Broadway sales slide as spring break ends
Broadway’s spring break is definitely over: Box office last week was down almost across the board, with the biggest drops reported at the shows most fueled by city visitors. Still, there were some notable victories — including at “Death of a Salesman” and “Gore Vidal’s The Best Man,” two plays that secured spots in the frame’s Top 10.
It’s not all that common for one non-musical to stake out a perch in the Top 10, much less two. But last week almost every single musical on the boards saw sales slow, while both “Salesman” ($892,533) — once again breaking a house record with only seven perfs per week rather than the standard eight — and “Best Man” ($860,132), upticked by enough to make the shortlist.
The only tuner to rise last week was “Nice Work If You Can Get It” ($929,949), in a frame that included some press perfs. That show, toplined by Matthew Broderick and Kelli O’Hara and incorporating familiar Gershwin tunes, has shaped up into a strong B.O. contender even before it opens later this week.
Otherwise, the Main Stem’s musical slate waved goodbye to the prior sesh’s tourist bounty, with the heftiest dips logged at productions most reliant on visitor business. “Mary Poppins” ($845,512), a reliable indicator of Streetwide sales from out-of-town family audiences, was down a whopping 34% (or $430,000), and “How to Succeed in Business Without Really Trying” ($517,934) plummeted 30% despite playing a ninth perf last week. Longrunners “The Phantom of the Opera” ($836,141) and “Mamma Mia!” ($734,105), also popular with tourists, were off by more than 25% each.

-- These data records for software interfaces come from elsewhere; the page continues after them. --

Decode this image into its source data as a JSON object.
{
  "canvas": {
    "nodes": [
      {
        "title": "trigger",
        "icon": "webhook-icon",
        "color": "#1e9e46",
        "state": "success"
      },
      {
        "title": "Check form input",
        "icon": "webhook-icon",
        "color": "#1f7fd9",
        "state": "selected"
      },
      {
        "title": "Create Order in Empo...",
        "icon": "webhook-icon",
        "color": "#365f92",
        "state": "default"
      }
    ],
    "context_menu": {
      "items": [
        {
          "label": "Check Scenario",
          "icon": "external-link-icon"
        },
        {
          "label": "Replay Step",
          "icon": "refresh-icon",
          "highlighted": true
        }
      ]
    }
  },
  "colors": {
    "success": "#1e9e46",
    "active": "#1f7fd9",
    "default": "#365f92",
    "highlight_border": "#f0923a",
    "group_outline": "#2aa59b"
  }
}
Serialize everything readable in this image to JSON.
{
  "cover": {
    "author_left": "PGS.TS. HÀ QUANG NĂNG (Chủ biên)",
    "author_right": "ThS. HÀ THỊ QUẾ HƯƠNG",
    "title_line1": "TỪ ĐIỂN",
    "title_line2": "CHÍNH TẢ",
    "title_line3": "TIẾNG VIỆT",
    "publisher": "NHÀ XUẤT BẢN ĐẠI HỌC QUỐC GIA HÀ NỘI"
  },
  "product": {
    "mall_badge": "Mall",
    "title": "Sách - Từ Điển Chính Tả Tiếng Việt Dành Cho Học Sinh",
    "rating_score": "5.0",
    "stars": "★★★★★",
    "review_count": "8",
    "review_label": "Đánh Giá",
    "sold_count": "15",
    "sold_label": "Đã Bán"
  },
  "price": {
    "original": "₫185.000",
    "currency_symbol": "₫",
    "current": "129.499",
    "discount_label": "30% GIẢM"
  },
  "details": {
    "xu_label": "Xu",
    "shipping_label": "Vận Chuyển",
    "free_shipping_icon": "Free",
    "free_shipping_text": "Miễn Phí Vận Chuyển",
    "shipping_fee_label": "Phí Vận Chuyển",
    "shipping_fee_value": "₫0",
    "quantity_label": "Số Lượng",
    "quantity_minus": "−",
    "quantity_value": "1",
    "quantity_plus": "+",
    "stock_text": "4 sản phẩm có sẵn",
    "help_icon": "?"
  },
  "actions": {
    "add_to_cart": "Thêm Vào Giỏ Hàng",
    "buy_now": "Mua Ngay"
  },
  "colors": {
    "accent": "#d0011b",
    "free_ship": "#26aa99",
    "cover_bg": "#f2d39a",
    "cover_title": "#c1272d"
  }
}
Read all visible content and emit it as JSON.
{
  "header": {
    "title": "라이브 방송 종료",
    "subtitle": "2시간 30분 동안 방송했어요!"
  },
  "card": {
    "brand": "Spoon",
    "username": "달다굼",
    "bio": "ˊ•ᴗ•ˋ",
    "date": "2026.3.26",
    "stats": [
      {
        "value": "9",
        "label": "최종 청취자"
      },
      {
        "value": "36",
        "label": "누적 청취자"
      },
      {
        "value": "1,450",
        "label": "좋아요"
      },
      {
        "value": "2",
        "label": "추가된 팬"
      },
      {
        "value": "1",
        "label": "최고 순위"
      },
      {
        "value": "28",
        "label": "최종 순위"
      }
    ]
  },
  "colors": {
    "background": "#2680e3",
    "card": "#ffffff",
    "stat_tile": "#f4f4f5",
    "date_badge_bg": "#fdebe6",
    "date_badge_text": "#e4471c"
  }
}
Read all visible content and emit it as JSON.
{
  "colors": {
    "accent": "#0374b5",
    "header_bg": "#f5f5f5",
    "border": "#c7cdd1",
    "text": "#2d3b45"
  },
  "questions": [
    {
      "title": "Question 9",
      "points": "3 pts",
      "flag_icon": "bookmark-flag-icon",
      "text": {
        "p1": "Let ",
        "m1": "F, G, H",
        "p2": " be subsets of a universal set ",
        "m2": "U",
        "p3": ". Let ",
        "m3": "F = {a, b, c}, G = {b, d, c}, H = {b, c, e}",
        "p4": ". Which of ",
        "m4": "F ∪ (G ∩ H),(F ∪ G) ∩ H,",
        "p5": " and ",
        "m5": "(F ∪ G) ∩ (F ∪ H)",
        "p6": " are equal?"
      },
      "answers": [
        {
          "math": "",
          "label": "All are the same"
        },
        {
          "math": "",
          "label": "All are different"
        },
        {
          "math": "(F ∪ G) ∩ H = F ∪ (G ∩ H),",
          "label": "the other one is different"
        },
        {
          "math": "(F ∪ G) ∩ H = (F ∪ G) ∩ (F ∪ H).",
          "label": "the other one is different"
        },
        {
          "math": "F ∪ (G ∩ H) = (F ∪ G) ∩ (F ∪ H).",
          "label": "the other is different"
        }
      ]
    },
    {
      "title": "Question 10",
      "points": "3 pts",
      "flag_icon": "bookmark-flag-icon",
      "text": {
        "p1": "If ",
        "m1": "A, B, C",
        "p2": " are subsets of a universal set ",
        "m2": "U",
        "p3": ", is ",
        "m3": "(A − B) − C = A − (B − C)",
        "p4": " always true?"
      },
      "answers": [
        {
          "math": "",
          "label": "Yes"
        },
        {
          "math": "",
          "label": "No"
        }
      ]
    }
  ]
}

Among newer offerings, both “Ghost” ($529,927) and “Leap of Faith” ($268,530) were both down as they headed toward their respective openings, with “Ghost” able to attribute its dip to press perfs prior to its Monday opening.
Whereas musicals slow down as the tourist tide goes out, plays tend to remains relatively unaffected by such trends, since so many non-tuner productions depend on the local pool of play fans for sales. Take the well-reviewed “Clybourne Park” ($282,159), which was up despite accommodating press perfs and its opening night last week.
Nonetheless, the plays parked on the lower end of the sales spectrum tended to remain there, including “Seminar” ($166,557), “Magic/Bird” ($163,223) and “The Lyons” ($129,854).